India is home to over 30 percent of almost 385 million children living in extreme poverty, the highest in South Asia, according to a new report by the World Bank Group and UNICEF. The report, 'Ending Extreme Poverty: A Focus on Children', said children are more than twice as likely as adults to live in extreme poverty.
In 2013, 19.5 percent of children in developing nations were living in households that survived on an average of $1.90 a day or less per person, compared to just 9.2 per cent of adults. Globally, almost 385 million children were living in extreme poverty.
The report said sub-Saharan Africa has both the highest rates of children living in extreme poverty at just under 50 percent, and the largest share of the world s extremely poor children, at just over 50 percent. "South Asia has the second highest share at nearly 36 percent, with over 30 percent of extremely poor children living in India alone," it said, adding that more than four out of five children in extreme poverty live in rural areas.

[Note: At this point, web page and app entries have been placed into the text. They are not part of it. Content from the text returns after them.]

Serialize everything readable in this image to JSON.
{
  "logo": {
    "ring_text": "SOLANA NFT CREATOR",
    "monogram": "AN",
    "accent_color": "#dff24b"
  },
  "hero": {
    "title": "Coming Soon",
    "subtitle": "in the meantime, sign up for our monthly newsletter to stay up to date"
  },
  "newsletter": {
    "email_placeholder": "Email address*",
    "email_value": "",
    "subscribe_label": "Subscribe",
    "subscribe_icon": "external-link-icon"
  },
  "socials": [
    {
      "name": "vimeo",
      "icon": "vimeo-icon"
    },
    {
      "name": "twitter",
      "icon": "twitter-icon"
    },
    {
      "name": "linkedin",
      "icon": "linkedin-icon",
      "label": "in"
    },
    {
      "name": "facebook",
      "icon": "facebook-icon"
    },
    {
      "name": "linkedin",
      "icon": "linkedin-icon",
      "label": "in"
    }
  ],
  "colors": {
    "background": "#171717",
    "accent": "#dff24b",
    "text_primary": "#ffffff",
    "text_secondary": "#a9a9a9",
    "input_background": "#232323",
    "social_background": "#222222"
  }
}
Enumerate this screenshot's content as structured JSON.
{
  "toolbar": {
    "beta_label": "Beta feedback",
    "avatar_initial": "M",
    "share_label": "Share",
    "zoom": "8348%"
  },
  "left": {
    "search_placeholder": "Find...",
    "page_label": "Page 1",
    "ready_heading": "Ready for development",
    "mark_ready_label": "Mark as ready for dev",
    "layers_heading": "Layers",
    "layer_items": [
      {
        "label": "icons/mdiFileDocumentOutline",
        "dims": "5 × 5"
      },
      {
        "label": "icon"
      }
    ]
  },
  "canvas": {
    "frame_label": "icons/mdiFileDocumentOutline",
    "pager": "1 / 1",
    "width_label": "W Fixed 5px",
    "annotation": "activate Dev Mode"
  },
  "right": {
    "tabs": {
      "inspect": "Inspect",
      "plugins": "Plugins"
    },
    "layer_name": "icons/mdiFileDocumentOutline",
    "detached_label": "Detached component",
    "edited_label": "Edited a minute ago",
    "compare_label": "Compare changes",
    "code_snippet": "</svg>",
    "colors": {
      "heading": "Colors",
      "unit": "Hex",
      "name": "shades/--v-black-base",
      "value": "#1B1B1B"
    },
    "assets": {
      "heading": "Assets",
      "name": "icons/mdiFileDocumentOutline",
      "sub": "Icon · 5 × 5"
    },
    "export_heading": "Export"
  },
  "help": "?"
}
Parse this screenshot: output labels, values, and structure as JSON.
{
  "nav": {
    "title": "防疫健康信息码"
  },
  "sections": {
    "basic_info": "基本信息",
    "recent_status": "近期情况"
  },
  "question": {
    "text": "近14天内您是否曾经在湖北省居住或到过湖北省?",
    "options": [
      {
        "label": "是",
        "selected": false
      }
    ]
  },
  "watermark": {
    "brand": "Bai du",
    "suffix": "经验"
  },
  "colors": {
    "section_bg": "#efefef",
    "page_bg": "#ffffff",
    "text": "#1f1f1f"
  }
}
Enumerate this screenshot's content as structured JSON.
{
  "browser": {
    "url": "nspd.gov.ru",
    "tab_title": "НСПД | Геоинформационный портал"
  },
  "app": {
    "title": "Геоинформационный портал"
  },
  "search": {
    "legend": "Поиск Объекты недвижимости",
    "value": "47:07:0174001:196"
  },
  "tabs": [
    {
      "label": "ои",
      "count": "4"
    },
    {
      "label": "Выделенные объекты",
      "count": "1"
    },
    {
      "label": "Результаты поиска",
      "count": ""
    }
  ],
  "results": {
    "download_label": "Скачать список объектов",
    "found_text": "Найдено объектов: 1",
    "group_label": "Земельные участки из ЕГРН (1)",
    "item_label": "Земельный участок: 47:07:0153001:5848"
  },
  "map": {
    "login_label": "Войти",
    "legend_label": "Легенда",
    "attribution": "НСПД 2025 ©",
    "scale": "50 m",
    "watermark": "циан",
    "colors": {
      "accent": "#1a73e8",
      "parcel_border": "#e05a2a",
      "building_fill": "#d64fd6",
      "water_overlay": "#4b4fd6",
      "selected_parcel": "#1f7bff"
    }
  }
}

The report said children are disproportionately affected as they make up around a third of the population studied, but half of the extreme poor. The youngest children are the most at risk with more than one-fifth of children under the age of five in the developing world living in extremely poor households.
"Children are not only more likely to be living in extreme poverty; the effects of poverty are most damaging to children. They are the worst off of the worst off and the youngest children are the worst off of all, because the deprivations they suffer affect the development of their bodies and their minds," said UNICEF Executive Director Anthony Lake. "It is shocking that half of all children in sub-Saharan Africa and one in five children in developing countries are growing up in extreme poverty. This not only limits their futures, it drags down their societies," Lake said.
Senior Director, Poverty and Equity at the World Bank Group Ana Revenga said the sheer number of children in extreme poverty points to a real need to invest specifically in the early years in services such as prenatal care for pregnant mothers, early childhood development programmes, quality schooling, clean water, good sanitation, and healthcare. Revenga said improving these services and ensuring that children can access quality job opportunities when the time comes is the only way to break the cycle of intergenerational poverty that is so widespread today.